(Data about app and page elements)
+ + + + + + +
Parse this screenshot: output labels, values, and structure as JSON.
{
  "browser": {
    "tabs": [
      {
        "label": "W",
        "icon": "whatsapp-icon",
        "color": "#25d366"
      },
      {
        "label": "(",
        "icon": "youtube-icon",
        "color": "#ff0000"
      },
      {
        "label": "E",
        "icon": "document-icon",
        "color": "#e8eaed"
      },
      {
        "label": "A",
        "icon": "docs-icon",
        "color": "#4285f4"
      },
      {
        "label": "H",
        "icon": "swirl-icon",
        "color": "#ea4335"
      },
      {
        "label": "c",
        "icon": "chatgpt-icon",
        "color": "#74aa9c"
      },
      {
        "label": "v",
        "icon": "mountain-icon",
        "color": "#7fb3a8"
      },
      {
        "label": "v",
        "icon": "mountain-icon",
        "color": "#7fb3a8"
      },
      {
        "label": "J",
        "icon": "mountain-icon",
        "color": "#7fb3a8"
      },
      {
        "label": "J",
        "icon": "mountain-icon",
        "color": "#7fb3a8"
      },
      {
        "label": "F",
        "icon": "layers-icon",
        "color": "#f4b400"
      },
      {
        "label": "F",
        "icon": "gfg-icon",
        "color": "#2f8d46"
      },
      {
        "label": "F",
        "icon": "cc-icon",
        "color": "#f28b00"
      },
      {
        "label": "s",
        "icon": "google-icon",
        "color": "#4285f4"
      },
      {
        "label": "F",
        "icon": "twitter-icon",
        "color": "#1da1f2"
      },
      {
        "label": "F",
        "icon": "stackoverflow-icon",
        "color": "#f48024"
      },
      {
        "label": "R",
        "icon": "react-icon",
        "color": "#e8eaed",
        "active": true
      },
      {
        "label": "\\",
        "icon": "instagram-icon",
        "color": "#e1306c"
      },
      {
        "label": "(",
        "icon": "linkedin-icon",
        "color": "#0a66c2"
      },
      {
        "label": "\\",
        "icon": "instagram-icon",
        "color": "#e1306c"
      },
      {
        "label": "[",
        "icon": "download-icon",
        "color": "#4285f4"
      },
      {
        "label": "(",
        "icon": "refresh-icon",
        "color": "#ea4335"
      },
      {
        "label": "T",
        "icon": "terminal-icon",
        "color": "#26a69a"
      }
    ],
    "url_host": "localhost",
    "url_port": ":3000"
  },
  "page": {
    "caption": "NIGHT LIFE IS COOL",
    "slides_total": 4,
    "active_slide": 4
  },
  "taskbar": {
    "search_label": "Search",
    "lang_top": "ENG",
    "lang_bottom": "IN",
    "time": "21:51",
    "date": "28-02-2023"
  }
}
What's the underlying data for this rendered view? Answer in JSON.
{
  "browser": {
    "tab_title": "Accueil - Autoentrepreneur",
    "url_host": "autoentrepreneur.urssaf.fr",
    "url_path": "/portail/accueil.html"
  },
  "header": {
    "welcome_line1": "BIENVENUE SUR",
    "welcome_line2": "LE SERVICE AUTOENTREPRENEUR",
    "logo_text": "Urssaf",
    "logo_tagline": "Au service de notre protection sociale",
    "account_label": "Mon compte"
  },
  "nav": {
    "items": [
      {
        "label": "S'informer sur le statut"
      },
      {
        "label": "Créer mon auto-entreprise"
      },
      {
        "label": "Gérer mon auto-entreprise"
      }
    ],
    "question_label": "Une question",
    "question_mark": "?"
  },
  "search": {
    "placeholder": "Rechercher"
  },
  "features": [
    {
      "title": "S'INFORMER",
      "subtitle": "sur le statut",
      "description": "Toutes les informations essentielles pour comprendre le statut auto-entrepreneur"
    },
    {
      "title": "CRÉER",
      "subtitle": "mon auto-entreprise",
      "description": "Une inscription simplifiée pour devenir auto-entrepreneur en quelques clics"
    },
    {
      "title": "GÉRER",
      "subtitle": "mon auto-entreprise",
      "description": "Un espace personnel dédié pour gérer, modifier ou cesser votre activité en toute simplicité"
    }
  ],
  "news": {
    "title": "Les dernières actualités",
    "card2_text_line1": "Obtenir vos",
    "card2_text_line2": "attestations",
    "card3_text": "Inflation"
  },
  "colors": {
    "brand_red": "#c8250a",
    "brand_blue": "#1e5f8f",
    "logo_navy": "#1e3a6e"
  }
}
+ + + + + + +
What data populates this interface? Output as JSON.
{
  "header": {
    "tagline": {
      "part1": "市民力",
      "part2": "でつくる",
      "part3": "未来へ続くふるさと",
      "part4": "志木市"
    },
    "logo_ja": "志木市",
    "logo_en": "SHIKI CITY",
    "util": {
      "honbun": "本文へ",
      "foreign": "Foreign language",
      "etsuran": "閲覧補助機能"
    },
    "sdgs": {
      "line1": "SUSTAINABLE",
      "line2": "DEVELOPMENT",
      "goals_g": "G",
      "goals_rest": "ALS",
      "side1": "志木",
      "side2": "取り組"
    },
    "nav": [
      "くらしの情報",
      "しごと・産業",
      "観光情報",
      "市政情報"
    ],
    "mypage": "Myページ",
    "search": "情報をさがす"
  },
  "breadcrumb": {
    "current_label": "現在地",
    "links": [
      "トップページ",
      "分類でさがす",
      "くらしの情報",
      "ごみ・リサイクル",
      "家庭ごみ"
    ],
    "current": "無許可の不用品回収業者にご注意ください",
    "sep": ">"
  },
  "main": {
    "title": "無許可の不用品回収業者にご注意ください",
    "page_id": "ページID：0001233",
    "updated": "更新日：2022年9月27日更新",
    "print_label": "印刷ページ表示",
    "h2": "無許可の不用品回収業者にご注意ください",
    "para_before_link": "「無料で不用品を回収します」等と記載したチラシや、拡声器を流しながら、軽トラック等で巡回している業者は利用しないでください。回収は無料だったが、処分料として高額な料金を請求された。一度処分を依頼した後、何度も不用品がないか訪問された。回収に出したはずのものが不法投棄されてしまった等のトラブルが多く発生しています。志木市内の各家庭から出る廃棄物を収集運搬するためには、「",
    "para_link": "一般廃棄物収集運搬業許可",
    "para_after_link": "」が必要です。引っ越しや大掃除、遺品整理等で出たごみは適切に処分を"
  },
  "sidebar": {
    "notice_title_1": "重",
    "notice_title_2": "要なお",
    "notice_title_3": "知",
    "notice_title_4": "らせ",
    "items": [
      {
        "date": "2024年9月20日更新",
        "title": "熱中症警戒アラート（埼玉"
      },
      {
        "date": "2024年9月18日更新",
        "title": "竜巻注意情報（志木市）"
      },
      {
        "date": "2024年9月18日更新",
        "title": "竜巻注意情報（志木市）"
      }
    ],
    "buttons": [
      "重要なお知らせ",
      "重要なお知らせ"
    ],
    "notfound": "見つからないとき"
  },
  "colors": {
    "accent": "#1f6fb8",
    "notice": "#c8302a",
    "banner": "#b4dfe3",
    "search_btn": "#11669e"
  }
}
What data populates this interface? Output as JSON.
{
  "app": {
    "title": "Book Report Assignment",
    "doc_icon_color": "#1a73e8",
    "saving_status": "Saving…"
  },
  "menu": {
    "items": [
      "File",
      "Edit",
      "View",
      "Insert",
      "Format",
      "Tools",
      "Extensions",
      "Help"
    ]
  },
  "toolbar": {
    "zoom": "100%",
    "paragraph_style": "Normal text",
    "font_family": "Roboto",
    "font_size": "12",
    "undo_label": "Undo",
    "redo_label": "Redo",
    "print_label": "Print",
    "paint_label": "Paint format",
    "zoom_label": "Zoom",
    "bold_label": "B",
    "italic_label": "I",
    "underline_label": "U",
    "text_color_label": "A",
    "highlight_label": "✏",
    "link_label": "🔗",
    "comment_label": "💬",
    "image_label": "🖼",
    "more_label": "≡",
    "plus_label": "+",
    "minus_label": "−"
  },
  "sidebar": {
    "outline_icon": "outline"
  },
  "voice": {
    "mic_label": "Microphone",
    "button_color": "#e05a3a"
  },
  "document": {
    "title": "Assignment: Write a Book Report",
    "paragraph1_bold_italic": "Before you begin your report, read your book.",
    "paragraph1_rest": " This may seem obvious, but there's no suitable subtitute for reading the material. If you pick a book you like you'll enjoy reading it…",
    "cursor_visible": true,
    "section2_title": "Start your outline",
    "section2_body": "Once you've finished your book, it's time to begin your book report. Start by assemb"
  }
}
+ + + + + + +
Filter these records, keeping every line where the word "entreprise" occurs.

▶ Answer area:
        "label": "Créer mon auto-entreprise"
        "label": "Gérer mon auto-entreprise"
      "subtitle": "mon auto-entreprise",
      "subtitle": "mon auto-entreprise",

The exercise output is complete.